[[ Exercise materials open ]]
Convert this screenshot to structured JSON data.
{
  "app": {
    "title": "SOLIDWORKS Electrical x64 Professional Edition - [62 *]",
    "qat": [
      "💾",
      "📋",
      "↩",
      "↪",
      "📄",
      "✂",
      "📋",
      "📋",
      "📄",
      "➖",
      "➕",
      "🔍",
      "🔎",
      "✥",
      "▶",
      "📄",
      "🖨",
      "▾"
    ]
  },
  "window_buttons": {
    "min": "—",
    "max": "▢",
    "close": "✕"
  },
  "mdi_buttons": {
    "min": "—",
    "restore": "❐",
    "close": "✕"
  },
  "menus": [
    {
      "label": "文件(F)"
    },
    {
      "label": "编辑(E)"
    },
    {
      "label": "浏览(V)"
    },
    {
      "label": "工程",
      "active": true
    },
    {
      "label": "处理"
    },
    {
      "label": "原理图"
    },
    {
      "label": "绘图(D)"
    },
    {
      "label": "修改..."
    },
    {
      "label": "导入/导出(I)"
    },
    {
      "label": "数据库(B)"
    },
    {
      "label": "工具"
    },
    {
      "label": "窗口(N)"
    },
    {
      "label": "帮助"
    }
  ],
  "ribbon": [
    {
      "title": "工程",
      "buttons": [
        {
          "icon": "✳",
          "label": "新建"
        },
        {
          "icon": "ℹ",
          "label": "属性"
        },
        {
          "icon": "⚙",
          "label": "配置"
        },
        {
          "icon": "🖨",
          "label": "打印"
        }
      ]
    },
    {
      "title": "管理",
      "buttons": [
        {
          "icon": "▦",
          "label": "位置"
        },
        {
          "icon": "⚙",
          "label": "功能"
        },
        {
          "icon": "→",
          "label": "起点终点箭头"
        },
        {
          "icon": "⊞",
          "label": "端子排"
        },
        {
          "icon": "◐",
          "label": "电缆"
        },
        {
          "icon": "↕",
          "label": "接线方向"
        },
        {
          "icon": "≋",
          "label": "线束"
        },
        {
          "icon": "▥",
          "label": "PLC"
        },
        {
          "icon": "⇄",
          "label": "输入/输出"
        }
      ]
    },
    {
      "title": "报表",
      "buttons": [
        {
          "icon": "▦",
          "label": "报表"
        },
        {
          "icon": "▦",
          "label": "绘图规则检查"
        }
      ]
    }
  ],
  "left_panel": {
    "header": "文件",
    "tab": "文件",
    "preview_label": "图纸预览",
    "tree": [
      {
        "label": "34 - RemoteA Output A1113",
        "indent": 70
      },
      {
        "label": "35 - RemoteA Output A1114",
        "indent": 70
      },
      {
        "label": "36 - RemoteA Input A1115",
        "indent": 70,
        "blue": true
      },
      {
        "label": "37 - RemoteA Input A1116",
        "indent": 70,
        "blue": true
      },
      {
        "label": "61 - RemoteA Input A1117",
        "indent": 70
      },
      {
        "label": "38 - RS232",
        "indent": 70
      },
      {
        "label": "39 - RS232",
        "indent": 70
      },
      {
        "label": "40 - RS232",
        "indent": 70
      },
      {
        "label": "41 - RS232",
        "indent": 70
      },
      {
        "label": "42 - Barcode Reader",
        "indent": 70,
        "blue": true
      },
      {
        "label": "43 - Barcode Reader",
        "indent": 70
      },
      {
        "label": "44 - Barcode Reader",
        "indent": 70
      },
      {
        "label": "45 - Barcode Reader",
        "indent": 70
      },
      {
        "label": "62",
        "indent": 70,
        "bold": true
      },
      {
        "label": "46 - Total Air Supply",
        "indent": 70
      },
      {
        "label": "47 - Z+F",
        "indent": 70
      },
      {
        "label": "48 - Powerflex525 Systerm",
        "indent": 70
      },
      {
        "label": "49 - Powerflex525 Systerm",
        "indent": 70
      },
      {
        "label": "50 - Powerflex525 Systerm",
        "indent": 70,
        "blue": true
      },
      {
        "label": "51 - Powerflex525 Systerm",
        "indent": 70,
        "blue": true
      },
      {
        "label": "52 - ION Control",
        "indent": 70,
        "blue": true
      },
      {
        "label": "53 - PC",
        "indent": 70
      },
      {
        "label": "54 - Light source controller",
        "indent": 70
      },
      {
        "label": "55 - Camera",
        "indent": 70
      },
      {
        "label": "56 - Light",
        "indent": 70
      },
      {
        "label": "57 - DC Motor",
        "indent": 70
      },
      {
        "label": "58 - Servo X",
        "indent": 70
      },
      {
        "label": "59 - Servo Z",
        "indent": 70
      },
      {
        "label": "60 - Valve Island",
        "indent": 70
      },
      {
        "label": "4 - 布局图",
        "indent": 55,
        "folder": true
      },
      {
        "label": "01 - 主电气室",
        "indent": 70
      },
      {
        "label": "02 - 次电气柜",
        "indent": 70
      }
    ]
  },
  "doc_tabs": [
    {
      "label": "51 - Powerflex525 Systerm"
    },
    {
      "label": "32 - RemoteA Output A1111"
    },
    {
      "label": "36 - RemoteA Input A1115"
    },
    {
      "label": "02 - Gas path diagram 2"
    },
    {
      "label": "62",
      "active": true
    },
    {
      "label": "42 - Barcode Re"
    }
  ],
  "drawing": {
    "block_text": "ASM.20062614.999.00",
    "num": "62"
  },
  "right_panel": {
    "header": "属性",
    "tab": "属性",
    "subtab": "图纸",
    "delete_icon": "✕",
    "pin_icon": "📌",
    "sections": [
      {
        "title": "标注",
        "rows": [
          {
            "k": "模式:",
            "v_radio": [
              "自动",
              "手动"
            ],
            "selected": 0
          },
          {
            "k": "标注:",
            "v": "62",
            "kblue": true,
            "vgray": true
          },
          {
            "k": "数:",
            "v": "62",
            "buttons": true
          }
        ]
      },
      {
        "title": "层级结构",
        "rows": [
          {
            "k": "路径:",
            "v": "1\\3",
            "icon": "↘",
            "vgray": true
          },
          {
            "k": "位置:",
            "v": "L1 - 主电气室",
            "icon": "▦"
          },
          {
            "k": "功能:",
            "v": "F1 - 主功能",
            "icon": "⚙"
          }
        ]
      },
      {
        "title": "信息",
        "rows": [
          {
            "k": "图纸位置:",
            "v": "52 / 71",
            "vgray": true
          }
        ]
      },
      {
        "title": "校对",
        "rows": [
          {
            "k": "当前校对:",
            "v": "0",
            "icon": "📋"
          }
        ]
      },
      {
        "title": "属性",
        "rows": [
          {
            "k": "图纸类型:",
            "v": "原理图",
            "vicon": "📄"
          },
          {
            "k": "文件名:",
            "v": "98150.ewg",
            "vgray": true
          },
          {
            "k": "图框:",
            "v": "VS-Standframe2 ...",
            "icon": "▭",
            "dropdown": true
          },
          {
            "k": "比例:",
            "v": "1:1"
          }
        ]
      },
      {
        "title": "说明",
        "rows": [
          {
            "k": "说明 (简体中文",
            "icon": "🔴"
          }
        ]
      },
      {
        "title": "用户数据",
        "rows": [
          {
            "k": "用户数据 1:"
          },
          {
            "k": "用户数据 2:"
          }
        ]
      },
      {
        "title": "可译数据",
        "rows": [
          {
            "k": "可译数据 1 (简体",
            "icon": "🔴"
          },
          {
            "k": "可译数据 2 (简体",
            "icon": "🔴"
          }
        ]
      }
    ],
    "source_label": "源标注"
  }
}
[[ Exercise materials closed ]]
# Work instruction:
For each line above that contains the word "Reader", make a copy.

# Problem solution:
        "label": "42 - Barcode Reader",
        "label": "43 - Barcode Reader",
        "label": "44 - Barcode Reader",
        "label": "45 - Barcode Reader",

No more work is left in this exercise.